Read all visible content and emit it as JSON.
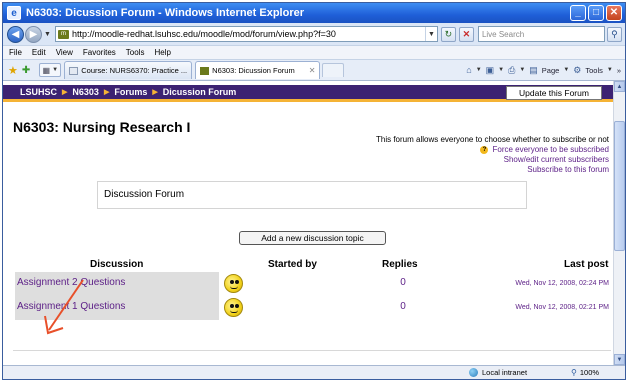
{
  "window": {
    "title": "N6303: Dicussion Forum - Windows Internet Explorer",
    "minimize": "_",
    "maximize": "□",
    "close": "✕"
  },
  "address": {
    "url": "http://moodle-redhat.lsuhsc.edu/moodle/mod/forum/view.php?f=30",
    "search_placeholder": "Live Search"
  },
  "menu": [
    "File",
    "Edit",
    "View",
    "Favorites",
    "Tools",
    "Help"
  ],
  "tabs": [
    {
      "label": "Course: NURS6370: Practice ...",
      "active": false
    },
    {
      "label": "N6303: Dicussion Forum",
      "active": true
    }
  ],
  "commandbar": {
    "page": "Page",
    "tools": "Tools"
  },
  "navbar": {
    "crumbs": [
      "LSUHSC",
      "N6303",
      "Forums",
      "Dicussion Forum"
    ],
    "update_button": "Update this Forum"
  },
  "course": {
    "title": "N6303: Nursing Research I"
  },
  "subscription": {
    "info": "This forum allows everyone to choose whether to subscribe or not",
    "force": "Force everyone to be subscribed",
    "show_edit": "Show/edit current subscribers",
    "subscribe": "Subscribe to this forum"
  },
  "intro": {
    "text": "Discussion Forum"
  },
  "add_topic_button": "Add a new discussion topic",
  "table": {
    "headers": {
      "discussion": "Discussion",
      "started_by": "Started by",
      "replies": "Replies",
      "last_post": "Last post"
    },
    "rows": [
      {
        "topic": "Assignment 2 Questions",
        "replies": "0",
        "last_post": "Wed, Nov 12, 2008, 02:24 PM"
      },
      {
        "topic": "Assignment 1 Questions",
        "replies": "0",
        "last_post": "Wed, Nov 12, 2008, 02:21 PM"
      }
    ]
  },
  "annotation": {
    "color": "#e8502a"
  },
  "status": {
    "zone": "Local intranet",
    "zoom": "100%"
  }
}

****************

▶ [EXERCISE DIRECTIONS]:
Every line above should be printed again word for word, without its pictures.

▶ [SOLVED PROBLEM]:
Read all visible content and emit it as JSON.
{
  "window": {
    "title": "N6303: Dicussion Forum - Windows Internet Explorer",
    "minimize": "_",
    "maximize": "□",
    "close": "✕"
  },
  "address": {
    "url": "http://moodle-redhat.lsuhsc.edu/moodle/mod/forum/view.php?f=30",
    "search_placeholder": "Live Search"
  },
  "menu": [
    "File",
    "Edit",
    "View",
    "Favorites",
    "Tools",
    "Help"
  ],
  "tabs": [
    {
      "label": "Course: NURS6370: Practice ...",
      "active": false
    },
    {
      "label": "N6303: Dicussion Forum",
      "active": true
    }
  ],
  "commandbar": {
    "page": "Page",
    "tools": "Tools"
  },
  "navbar": {
    "crumbs": [
      "LSUHSC",
      "N6303",
      "Forums",
      "Dicussion Forum"
    ],
    "update_button": "Update this Forum"
  },
  "course": {
    "title": "N6303: Nursing Research I"
  },
  "subscription": {
    "info": "This forum allows everyone to choose whether to subscribe or not",
    "force": "Force everyone to be subscribed",
    "show_edit": "Show/edit current subscribers",
    "subscribe": "Subscribe to this forum"
  },
  "intro": {
    "text": "Discussion Forum"
  },
  "add_topic_button": "Add a new discussion topic",
  "table": {
    "headers": {
      "discussion": "Discussion",
      "started_by": "Started by",
      "replies": "Replies",
      "last_post": "Last post"
    },
    "rows": [
      {
        "topic": "Assignment 2 Questions",
        "replies": "0",
        "last_post": "Wed, Nov 12, 2008, 02:24 PM"
      },
      {
        "topic": "Assignment 1 Questions",
        "replies": "0",
        "last_post": "Wed, Nov 12, 2008, 02:21 PM"
      }
    ]
  },
  "annotation": {
    "color": "#e8502a"
  },
  "status": {
    "zone": "Local intranet",
    "zoom": "100%"
  }
}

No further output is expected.